Recommended Reading: Three poems by Dalton Day at Hobart. “In the end, there are five bear cubs underneath your porch. You name them after U.S. Presidents. Taft dies of starvation.”
Joshua Cohen, author of the just-published meganovel Witz, dispenses provocations in The New York Observer: “The targets might be Michael Chabon, Jonathan Safran Foer, Shalom Auslander… When I started this book, I wanted to sleep with their wives. By the time I finished, I wanted to sleep with their mothers.”
Apart from being one of America’s most eminent fiction writers, Eudora Welty was also an accomplished photographer, as evidenced by the hundreds of images she produced while employed by the Works Progress Administration in the midst of the Great Depression. As Danny Heitman writes, she was also known as a great public speaker, in part because, as she put it, “I’m always on time, and I don’t get drunk or hole up in a hotel with my lover.” (h/t The Paris Review)

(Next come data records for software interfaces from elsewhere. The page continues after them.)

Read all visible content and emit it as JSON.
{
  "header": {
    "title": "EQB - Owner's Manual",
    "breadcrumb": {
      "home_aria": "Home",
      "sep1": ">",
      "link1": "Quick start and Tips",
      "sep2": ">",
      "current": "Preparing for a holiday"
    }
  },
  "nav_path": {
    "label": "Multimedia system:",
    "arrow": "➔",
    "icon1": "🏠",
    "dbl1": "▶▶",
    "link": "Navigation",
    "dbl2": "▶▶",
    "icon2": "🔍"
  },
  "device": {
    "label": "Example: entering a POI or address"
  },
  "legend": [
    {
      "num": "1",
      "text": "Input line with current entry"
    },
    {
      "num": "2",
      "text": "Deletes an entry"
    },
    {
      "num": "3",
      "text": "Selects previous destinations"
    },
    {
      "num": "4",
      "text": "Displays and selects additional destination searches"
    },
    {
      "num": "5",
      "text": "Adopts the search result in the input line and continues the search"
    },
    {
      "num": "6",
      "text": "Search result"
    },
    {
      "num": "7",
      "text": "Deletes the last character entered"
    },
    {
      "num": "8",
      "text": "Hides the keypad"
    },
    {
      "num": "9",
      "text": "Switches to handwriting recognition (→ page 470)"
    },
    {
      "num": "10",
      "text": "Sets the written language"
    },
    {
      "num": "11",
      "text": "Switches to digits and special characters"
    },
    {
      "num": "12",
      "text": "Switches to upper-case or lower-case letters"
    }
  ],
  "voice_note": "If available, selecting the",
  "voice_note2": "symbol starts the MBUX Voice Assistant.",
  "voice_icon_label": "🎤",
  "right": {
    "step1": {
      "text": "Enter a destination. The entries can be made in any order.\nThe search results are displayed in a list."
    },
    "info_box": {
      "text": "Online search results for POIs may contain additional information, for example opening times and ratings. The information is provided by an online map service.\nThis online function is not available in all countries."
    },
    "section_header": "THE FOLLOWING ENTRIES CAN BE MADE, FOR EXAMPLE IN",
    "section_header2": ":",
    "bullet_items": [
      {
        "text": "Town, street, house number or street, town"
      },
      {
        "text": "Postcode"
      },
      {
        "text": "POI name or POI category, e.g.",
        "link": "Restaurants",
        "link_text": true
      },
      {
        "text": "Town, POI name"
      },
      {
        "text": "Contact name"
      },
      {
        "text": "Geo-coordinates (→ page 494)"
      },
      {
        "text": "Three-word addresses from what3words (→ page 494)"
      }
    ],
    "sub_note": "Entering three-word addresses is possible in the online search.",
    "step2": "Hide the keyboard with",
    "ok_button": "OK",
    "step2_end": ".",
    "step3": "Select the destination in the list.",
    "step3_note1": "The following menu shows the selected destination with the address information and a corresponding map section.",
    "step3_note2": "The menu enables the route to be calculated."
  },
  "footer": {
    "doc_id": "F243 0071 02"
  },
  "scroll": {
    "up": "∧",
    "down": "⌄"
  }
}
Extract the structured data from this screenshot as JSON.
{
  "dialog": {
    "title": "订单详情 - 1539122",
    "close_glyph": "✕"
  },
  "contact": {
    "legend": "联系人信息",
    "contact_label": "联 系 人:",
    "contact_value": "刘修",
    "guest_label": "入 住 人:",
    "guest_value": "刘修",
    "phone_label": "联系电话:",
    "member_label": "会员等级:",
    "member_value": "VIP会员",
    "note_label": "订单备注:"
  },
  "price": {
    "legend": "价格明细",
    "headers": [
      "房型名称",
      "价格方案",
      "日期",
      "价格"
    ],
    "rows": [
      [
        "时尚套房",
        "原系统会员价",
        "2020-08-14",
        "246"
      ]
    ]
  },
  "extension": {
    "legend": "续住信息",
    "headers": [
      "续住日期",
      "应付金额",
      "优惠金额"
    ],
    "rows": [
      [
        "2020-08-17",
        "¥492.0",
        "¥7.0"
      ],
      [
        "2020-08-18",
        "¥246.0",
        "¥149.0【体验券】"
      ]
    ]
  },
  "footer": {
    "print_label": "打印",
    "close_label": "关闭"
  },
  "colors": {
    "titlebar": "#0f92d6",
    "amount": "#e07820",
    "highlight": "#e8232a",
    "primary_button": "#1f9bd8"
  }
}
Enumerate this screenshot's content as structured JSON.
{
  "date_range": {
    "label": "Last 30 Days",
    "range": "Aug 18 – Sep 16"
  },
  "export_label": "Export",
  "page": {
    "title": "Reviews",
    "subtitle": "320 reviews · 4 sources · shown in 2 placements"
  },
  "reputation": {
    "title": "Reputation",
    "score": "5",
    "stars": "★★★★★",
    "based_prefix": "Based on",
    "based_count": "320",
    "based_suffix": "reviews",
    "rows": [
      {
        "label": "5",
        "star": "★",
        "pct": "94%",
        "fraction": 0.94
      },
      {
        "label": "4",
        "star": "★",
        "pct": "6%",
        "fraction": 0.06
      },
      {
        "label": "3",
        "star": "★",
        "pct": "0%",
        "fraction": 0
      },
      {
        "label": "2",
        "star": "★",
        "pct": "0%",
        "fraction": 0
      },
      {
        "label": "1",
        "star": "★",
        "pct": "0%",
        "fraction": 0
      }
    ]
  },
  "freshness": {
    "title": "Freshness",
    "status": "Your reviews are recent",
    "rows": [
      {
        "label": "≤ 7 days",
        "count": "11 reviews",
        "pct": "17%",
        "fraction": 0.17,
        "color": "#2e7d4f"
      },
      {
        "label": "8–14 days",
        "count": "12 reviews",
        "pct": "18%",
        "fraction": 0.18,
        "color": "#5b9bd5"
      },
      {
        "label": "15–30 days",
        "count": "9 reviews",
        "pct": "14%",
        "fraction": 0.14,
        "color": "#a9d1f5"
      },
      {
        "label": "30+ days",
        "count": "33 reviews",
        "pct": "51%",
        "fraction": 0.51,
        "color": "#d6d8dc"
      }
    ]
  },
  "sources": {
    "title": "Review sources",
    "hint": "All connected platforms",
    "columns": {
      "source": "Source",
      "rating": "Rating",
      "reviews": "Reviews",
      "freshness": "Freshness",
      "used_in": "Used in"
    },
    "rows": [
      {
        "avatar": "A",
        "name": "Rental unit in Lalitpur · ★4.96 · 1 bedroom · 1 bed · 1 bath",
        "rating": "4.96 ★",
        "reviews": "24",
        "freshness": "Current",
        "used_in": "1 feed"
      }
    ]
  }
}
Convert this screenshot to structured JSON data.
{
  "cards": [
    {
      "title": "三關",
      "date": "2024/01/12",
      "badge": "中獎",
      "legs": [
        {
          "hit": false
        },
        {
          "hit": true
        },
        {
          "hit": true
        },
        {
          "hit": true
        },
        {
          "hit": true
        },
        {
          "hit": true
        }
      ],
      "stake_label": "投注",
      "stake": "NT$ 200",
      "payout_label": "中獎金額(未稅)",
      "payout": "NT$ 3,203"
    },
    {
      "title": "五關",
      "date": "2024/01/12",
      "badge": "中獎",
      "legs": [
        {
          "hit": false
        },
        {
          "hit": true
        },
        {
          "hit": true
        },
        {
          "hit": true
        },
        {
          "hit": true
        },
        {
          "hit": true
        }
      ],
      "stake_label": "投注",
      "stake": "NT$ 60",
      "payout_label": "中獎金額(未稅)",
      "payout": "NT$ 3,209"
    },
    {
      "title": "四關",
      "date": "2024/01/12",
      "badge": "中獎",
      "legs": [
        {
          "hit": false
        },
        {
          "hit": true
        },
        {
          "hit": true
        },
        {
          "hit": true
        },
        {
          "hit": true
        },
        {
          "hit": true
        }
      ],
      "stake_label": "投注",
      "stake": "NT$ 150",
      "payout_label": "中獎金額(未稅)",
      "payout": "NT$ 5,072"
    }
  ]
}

A Columbia University course that has taught generations of bright-eyed would-be Maxwell Perkins the ins and outs of the New York publishing biz has had to retool its curriculum to account for the e-book phenomenon, the New York Times reports.